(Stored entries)
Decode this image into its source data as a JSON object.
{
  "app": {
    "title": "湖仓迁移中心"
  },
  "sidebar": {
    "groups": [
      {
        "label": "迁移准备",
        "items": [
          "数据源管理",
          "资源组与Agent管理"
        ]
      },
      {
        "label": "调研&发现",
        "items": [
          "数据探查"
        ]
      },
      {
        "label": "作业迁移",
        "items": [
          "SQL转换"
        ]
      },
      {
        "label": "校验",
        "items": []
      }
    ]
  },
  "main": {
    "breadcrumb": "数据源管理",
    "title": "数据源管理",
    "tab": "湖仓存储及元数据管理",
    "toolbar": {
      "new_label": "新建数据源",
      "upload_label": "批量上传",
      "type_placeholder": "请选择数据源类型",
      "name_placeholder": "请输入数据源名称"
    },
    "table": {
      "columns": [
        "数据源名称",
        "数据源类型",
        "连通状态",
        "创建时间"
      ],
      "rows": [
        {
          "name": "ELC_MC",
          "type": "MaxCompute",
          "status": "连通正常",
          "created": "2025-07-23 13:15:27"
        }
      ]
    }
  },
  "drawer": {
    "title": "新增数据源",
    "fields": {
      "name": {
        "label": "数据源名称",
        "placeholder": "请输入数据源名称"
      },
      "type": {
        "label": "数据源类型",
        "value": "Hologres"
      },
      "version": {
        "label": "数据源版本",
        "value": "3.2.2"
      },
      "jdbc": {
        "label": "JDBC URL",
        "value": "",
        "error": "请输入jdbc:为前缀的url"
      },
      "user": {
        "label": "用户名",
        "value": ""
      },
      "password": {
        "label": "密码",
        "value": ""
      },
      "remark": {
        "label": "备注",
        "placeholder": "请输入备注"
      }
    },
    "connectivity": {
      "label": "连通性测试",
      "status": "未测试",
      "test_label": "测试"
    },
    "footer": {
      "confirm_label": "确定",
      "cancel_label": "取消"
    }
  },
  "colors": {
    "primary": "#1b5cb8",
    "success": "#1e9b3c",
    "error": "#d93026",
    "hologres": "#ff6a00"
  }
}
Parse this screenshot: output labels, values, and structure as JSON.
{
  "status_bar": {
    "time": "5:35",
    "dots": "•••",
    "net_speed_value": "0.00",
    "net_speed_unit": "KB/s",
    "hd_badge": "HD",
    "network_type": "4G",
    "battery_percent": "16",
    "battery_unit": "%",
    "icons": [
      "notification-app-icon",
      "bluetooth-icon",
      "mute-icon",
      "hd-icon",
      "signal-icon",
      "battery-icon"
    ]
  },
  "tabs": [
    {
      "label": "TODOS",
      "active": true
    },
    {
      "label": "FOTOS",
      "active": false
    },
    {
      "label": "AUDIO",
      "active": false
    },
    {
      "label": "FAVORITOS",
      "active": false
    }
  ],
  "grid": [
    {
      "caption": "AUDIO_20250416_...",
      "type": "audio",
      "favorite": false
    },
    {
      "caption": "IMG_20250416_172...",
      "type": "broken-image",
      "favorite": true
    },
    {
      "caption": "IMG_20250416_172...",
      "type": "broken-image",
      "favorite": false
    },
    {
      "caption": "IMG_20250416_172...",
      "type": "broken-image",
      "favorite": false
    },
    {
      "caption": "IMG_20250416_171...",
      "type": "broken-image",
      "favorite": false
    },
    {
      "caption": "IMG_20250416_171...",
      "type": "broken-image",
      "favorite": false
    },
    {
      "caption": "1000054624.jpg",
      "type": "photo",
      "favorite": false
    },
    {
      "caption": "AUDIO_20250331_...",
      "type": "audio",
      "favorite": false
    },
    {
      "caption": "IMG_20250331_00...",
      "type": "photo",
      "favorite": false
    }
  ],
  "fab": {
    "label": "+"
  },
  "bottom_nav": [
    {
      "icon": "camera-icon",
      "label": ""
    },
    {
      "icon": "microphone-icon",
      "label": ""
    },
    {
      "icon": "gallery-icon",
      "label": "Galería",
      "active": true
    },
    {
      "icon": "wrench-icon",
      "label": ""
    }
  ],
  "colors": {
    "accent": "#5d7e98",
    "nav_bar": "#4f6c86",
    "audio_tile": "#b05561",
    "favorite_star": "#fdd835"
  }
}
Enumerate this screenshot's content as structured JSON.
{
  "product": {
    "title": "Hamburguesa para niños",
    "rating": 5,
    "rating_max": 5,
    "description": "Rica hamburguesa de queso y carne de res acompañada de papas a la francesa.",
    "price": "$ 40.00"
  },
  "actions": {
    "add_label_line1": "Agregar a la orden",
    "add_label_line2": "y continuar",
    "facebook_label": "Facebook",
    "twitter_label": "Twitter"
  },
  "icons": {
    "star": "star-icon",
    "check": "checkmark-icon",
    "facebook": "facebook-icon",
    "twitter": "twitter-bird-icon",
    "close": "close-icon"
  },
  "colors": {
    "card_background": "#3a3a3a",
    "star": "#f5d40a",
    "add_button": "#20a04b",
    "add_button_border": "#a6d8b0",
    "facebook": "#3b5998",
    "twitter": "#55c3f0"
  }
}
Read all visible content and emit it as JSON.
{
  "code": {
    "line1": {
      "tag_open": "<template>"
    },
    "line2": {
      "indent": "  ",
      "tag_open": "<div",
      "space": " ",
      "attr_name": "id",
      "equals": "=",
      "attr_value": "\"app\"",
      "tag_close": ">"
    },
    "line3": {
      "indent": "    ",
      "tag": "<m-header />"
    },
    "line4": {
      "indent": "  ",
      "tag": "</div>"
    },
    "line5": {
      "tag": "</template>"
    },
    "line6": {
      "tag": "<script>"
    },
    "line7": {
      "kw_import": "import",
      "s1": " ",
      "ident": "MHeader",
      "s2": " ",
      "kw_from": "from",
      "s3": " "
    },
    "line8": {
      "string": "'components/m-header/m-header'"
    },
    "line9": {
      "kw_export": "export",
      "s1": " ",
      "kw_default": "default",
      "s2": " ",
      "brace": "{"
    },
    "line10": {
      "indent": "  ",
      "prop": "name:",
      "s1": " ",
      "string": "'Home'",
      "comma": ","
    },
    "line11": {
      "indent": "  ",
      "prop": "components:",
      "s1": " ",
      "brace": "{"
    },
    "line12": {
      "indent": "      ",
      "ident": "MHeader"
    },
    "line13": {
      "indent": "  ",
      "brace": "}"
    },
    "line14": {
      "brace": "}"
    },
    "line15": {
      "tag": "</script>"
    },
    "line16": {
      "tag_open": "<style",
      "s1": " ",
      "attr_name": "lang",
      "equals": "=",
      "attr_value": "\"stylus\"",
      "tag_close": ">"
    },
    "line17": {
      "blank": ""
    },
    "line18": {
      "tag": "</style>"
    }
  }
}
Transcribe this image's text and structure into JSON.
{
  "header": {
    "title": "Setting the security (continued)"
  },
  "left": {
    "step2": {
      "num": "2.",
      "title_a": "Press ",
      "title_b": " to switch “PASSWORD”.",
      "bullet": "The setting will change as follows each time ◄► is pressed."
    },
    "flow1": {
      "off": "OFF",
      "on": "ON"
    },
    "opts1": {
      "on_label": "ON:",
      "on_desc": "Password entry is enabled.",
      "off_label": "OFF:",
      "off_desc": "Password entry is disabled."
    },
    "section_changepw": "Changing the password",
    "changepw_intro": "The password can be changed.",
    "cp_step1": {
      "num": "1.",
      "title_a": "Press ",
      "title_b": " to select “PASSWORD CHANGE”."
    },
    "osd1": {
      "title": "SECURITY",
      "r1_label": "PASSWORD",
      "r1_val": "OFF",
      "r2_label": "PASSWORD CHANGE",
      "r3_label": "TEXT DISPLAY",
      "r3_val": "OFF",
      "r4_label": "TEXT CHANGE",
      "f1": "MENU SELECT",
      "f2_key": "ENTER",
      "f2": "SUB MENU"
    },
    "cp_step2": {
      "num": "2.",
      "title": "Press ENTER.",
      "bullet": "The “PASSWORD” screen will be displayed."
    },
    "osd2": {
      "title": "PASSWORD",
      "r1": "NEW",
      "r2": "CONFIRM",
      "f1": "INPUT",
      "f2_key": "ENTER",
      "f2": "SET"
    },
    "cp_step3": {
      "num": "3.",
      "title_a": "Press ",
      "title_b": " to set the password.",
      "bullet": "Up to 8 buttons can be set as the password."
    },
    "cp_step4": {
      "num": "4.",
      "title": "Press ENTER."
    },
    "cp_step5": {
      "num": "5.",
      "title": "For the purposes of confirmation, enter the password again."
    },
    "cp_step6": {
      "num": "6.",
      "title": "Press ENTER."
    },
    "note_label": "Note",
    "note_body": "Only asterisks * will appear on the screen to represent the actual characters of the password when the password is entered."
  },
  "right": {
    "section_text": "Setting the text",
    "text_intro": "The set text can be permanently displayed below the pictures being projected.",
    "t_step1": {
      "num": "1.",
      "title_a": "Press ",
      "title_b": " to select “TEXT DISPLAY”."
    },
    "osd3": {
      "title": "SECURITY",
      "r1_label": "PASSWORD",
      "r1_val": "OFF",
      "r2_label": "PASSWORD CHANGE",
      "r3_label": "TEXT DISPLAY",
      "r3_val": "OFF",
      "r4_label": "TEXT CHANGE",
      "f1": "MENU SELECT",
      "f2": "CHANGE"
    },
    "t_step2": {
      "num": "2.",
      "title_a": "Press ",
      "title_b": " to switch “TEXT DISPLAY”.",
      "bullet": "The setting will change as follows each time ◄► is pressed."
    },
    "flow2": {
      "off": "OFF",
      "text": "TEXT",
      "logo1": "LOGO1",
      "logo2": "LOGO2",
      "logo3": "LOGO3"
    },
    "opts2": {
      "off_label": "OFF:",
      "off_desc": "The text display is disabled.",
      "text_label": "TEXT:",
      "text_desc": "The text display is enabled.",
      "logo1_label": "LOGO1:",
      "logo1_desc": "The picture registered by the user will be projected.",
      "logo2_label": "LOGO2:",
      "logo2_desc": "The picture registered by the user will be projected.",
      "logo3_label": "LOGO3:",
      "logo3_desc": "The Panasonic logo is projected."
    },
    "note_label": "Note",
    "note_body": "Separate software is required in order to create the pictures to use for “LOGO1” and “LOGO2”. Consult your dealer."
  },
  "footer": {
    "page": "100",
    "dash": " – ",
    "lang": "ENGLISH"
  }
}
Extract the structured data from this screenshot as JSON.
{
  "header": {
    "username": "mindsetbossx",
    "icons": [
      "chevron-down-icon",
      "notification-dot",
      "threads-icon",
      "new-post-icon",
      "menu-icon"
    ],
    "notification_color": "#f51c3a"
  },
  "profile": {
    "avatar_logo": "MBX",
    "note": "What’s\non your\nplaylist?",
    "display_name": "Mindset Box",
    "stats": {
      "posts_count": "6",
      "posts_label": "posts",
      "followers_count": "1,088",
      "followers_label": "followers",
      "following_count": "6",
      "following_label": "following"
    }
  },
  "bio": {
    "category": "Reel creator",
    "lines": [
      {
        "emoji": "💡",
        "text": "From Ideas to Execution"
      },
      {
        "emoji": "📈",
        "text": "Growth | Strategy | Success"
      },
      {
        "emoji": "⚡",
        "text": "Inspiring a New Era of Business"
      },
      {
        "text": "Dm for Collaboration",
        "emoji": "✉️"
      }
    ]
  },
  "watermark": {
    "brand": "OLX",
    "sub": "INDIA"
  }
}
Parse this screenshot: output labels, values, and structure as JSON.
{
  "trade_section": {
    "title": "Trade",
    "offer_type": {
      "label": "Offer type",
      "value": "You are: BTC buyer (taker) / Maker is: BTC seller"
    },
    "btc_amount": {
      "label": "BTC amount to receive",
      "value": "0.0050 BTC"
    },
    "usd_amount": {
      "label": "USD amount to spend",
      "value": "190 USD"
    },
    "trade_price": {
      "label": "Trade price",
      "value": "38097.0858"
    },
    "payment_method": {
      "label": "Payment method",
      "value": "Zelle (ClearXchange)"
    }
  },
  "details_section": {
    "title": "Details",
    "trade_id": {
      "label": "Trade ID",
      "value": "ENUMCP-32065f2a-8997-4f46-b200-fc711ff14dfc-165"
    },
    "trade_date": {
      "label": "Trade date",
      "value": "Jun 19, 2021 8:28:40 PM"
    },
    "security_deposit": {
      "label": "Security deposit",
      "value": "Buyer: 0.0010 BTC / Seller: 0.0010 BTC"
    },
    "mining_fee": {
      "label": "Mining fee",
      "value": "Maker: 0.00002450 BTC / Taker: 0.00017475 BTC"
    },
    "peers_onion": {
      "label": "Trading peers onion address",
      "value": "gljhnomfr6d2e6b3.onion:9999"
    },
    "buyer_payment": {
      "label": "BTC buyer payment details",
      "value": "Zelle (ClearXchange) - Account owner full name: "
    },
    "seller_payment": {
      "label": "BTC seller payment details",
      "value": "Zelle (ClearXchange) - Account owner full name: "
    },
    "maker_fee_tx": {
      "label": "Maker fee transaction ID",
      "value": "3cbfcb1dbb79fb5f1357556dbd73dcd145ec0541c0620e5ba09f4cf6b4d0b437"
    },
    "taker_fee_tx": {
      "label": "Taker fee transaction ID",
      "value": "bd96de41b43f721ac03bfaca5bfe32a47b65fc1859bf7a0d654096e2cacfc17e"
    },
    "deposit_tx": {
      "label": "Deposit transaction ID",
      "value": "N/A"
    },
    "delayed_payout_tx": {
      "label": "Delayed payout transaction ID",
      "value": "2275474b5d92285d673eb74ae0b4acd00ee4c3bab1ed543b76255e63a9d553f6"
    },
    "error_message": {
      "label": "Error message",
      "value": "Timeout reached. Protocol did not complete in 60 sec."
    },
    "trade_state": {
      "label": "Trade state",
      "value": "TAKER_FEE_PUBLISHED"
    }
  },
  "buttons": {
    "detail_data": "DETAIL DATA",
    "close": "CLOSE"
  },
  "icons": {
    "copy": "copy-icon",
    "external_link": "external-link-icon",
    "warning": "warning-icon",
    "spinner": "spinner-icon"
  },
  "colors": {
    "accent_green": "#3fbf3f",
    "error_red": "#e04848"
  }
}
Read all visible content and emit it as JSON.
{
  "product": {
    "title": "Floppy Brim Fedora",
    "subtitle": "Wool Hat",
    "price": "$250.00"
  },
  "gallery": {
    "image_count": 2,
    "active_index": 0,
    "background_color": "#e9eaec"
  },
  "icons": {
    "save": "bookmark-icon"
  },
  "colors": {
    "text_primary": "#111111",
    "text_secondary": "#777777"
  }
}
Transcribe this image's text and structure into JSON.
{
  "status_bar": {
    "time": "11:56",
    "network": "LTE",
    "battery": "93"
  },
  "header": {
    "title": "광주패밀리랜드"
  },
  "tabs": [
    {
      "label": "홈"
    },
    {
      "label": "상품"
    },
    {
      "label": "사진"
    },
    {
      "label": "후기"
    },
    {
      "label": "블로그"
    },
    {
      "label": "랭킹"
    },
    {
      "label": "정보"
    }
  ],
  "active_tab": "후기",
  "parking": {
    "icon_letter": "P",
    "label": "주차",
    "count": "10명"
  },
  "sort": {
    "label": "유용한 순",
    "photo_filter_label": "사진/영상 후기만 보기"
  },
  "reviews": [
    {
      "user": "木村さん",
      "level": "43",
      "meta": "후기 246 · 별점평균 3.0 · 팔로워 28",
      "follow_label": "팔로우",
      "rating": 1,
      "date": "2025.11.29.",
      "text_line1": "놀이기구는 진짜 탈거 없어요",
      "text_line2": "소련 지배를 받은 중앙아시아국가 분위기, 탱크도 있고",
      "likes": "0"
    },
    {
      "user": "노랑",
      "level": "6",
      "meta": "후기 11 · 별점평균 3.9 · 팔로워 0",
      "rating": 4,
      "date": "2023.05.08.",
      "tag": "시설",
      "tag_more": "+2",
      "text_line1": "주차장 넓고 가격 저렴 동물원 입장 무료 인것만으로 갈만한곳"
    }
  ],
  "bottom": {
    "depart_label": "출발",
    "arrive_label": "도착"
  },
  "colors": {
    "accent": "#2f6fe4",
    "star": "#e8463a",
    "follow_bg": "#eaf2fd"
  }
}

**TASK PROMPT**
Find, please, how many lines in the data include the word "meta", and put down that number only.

**RESULT FOR THIS EXERCISE**
2